Understanding Cat Slow Tail Twitching: A Comprehensive Guide
Discover the meaning behind cat slow tail twitching. Understand this intriguing behavior and its implications in our comprehensive guide.
As cat owners, it’s crucial to understand the behavior of our feline companions. One intriguing aspect of cat behavior is the movement of their tails. Cat tails can convey various messages, and one such movement is slow tail twitching. In this article, we will delve into the world of cat tail movements, specifically focusing on understanding slow tail twitching in cats.
Understanding Cat Slow Tail Twitching
Cat slow tail twitching refers to the subtle and deliberate movement of a cat’s tail. It is different from the rapid and aggressive tail twitching commonly associated with a cat’s hunting instincts. Slow tail twitching is characterized by gentle, rhythmic movements, often accompanied by a relaxed posture. To decipher the meaning behind this behavior, it is important to consider the context and other accompanying body language.
There can be several reasons why a cat engages in slow tail twitching. One common scenario is when a cat is in a calm and content state. It can be observed when a cat is lounging, enjoying a peaceful environment, or receiving gentle strokes. Slow tail twitching in such situations reflects a sense of relaxation and satisfaction.
Another reason for slow tail twitching is when a cat is intently focused on something. It could be a bird outside the window, a toy, or even a reflection. The slow tail twitching here indicates the cat’s heightened attention and anticipation, similar to when they are preparing for a pounce.
Frequently Asked Questions (FAQ) about Cat Slow Tail Twitching
What is the difference between slow tail twitching and fast tail twitching?
Slow tail twitching is characterized by gentle and rhythmic movements, often associated with relaxation or focus. On the other hand, fast tail twitching is rapid and intense, typically indicating excitement, aggression, or annoyance.
Is slow tail twitching a sign of aggression in cats?
No, slow tail twitching is usually not a sign of aggression. It is important to consider other body language cues alongside tail movements to accurately interpret a cat’s behavior.
Can slow tail twitching indicate pain or discomfort in cats?
In most cases, slow tail twitching does not indicate pain or discomfort. However, if your cat’s tail twitching is accompanied by other signs of distress, such as vocalization, hunching, or avoidance, it is essential to consult a veterinarian for a proper evaluation.
How can I differentiate between normal slow tail twitching and abnormal behavior?
Normal slow tail twitching is usually rhythmic, relaxed, and occurs in appropriate contexts. Abnormal behavior, on the other hand, may involve excessive tail twitching, abrupt movements, or signs of distress.
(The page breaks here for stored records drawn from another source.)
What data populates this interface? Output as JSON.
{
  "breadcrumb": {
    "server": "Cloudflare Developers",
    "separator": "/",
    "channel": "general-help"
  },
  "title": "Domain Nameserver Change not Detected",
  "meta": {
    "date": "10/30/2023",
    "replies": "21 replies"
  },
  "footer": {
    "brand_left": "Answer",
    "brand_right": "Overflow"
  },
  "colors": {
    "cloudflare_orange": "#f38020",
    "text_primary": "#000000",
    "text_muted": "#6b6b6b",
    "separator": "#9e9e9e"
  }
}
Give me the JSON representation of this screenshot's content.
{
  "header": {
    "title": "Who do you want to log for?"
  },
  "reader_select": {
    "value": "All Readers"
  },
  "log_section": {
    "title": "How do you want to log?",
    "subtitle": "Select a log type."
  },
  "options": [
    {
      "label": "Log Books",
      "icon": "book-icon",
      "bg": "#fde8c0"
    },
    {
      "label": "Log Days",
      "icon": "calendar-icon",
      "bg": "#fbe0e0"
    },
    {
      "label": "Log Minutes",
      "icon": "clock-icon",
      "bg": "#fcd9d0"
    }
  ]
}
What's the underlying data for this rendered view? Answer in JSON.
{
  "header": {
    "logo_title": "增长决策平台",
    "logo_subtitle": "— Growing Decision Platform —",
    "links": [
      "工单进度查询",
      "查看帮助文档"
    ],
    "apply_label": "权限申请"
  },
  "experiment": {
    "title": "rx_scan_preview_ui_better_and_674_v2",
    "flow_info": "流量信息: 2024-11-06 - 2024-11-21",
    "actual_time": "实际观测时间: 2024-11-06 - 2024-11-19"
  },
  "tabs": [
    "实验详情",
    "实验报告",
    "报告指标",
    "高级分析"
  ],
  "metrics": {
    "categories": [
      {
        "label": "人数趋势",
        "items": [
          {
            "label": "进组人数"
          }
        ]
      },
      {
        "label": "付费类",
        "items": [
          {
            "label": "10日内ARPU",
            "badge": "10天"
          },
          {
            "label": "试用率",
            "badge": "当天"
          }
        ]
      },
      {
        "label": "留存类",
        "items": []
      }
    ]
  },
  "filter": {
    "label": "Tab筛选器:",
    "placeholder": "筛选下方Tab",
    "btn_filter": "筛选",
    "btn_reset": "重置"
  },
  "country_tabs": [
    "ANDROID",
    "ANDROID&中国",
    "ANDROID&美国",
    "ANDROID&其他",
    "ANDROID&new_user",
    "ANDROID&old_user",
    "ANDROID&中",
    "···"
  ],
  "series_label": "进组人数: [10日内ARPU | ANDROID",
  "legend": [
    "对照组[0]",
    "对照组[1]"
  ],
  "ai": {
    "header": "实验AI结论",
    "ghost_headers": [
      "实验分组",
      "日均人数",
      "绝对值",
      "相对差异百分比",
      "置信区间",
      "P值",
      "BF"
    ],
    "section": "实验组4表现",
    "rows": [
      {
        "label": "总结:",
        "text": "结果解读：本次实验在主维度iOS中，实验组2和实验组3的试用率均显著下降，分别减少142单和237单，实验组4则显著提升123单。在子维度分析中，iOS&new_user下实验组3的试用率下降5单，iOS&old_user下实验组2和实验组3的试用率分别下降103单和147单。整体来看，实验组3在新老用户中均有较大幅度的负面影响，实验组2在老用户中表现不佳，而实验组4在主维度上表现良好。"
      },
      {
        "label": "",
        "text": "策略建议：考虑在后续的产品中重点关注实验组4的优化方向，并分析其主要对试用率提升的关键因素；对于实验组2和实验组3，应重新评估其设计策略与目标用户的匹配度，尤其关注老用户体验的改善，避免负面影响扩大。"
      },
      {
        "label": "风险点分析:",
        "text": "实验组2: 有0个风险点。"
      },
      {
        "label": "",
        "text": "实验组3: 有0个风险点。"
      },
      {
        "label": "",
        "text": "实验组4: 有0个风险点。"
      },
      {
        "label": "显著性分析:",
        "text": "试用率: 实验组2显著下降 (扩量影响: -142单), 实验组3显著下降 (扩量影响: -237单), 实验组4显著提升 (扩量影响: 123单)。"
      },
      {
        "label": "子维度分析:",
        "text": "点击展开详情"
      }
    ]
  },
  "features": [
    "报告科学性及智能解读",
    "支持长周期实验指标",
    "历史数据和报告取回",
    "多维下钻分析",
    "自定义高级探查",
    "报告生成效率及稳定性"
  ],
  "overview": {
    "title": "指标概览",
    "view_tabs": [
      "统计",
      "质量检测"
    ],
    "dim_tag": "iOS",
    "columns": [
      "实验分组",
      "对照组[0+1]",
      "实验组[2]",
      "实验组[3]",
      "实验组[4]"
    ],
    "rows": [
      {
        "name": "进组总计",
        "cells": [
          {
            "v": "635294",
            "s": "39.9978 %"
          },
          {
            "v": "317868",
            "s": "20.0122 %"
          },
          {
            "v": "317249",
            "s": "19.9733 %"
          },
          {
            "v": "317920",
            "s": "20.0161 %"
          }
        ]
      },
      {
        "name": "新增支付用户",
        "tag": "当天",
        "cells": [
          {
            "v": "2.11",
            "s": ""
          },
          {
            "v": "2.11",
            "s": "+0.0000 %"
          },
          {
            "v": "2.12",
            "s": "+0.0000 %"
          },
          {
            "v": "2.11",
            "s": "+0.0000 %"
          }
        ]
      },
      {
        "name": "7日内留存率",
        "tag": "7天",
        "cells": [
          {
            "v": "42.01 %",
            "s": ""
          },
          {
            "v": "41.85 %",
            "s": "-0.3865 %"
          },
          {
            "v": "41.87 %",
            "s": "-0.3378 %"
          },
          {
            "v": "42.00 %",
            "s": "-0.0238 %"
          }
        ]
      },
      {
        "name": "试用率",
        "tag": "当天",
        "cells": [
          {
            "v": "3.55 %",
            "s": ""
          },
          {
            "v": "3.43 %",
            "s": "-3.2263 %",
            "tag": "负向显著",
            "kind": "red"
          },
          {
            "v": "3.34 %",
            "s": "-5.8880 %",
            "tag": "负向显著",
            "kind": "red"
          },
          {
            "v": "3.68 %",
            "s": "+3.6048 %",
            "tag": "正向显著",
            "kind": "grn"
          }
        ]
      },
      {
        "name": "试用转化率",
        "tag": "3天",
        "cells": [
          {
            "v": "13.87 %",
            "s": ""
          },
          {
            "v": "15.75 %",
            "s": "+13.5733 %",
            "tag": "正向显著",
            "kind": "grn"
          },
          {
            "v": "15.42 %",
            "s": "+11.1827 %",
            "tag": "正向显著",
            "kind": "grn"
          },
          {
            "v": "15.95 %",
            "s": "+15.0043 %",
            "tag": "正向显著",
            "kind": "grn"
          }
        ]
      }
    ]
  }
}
If you are unsure about your cat’s behavior, it is best to seek guidance from a veterinarian or a professional animal behaviorist.
To learn more about cat behavior and the significance of tail twitches, you can visit ubipets.com, where you will find valuable resources and insights on this topic.
Understanding cat behavior, including their tail movements, is essential for providing optimal care and nurturing a strong bond with our feline friends. Slow tail twitching in cats signifies relaxation, focus, or anticipation, depending on the context. By paying attention to their body language and tail movements, we can gain valuable insights into their emotions and needs.
In summary, slow tail twitching is a fascinating behavior that allows us to connect with our cats on a deeper level. Remember to observe your cat’s overall body language and consider the context to accurately interpret their behavior. By doing so, you can better understand your cat’s needs and ensure their well-being.
So next time you notice your cat engaging in slow tail twitching, take a moment to appreciate their unique communication style and respond accordingly. Your cat will appreciate the understanding and care you provide.